Steady state in healthy adults given 70 mg once daily for 7 days: Mean (SD) [3]
Postmortem amphetamine blood concentrations have ranged from 500 to 41,000 nanog/mL in reported deaths cases due to amphetamine. [4]

Potential Interfering Compounds:

Stability Data:
The package literature indicates to store the drug at room temperature 59 to 89º F (15 - 30ºC) and to protect from light. Although when I spoke with Paula Ang, Pharm D., Medical Affairs Associate from Shire Pharmaceuticals in Wayne, PA, on 6/21/07, she had no information on the stability of the drug in biological specimens. My concern is the in vitro transformation of lisdextramine, the pro-drug, to amphetamine resulting in a falsely elevated amphetamine finding. This concern should be evaluated through in-house stability studies.

Interpretative Comment(s):
In children, the mean plasma d-Amphetamine concentrations at approximately 3.5 hours following 30 mg, 50 mg and 70 mg of Lisdexamfetamine were 53 nanog/mL, 93 nanog/mL and 134 nanog/mL, respectively.

In healthy adults, the mean (±SD) steady state plasma concentrations of d-Amphetamine following 70 mg given once daily ranged from 18±14 to 90±30 nanog/mL

Other sources of d-amphetamine (such as Adderall® and Dexedrine®) may contribute to this finding.

: It is suggested that an additional statement be added to the current reference comments for amphetamine test codes indicating lisdexamfetamine as a source of the amphetamine).


1) FDA Approvals: Cuymbalta, Vyvanse, Kadian CME. Medscape Medical News. June 20, 2007.

2) Lisdeamfetamine dimesylate. DrugPoint® Summary and Drugdex® Evaluations. Micromedex® Healthcase Series. 2007.

3) Personal communication (letter) from Dr. Paula Ang, Medical Affairs Associate, Shire Pharmaceuticals, Inc. June 21, 2007.

4) R. Baselt. Amphetamine in Disposition of Toxic Drugs and Chemicals in Man. 7th Ed. Biomedical Publications, Foster City, CA. 2004.

5) VyvanseTM (Lisdexamfetamine dimesylate). Product Information from New River Pharmaceuticals, Inc. (Blacksberg VA 24060; distributed by Shire US, Inc. Wayne, PA 19087). 2007.

General Questions:
What is the application of the test?
Therapeutic drug monitoring, compliance testing and/or abuse testing

Who would use this application and why?
Generally, physicians would use this test to monitor for therapy, compliance and potential abuse of this substance.

3. Is testing currently available / new to the industry by some other means?
The testing for amphetamine is not new to the industry.
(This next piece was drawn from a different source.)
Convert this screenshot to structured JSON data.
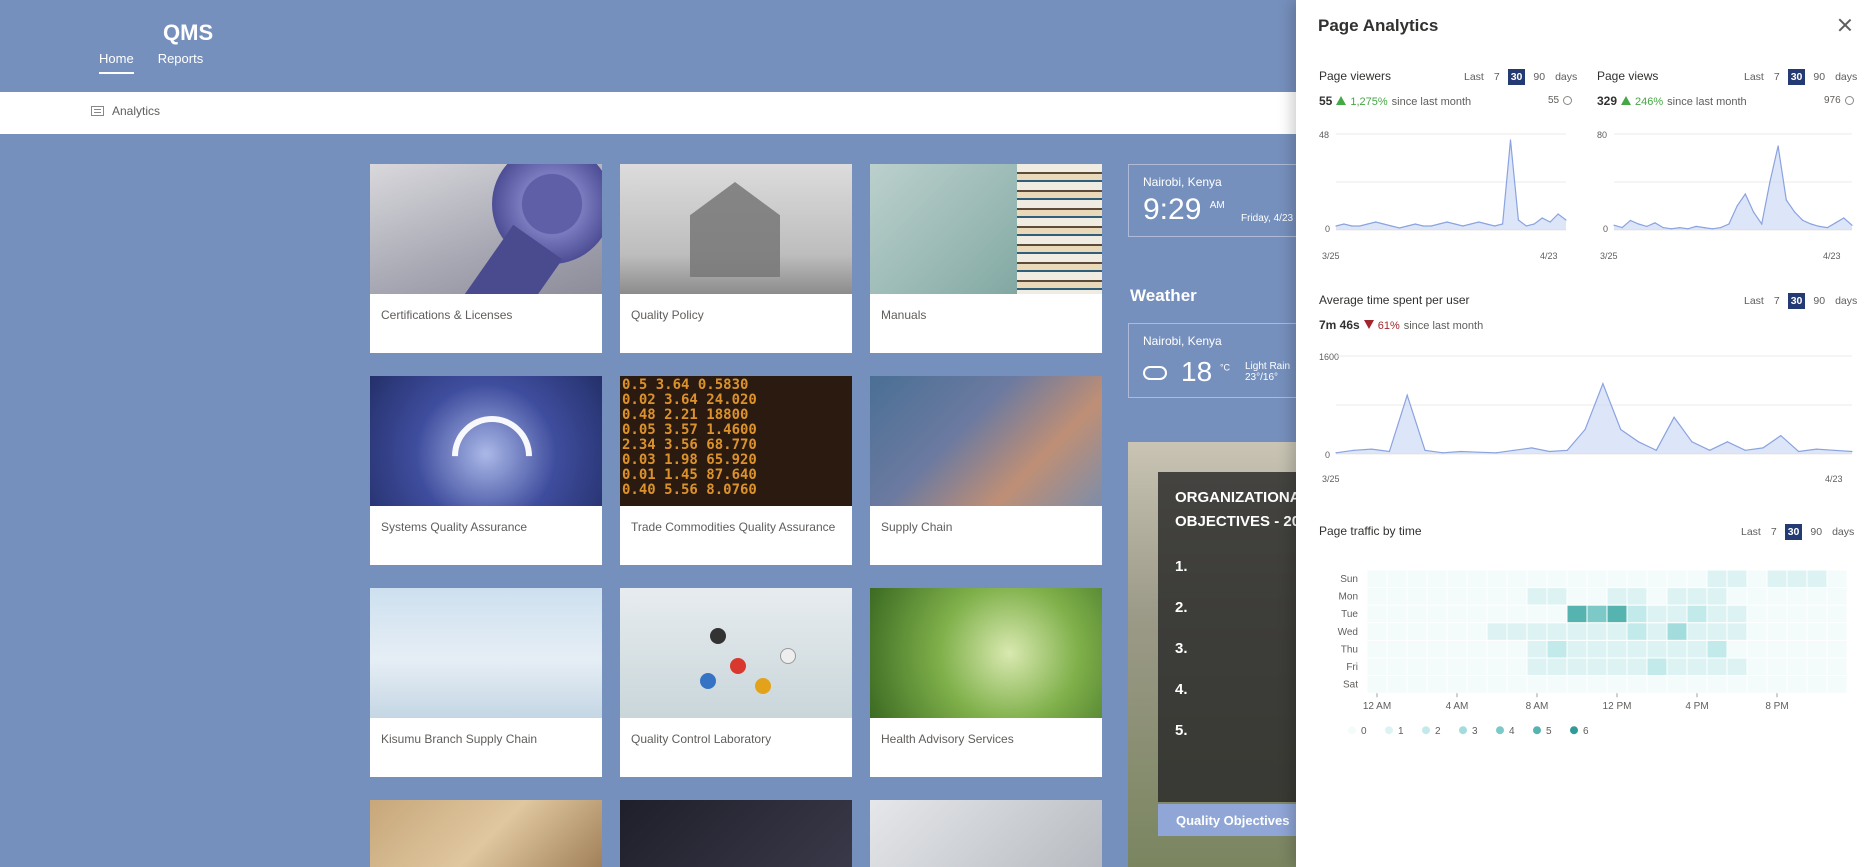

4. What are the features / benefits of this test to the user?
To monitor for lisdexamfetamine (d-amphetamine) therapy and compliance.

5. What is the scientific significance of this test?

To evaluate patient use of lisdexamfetamine.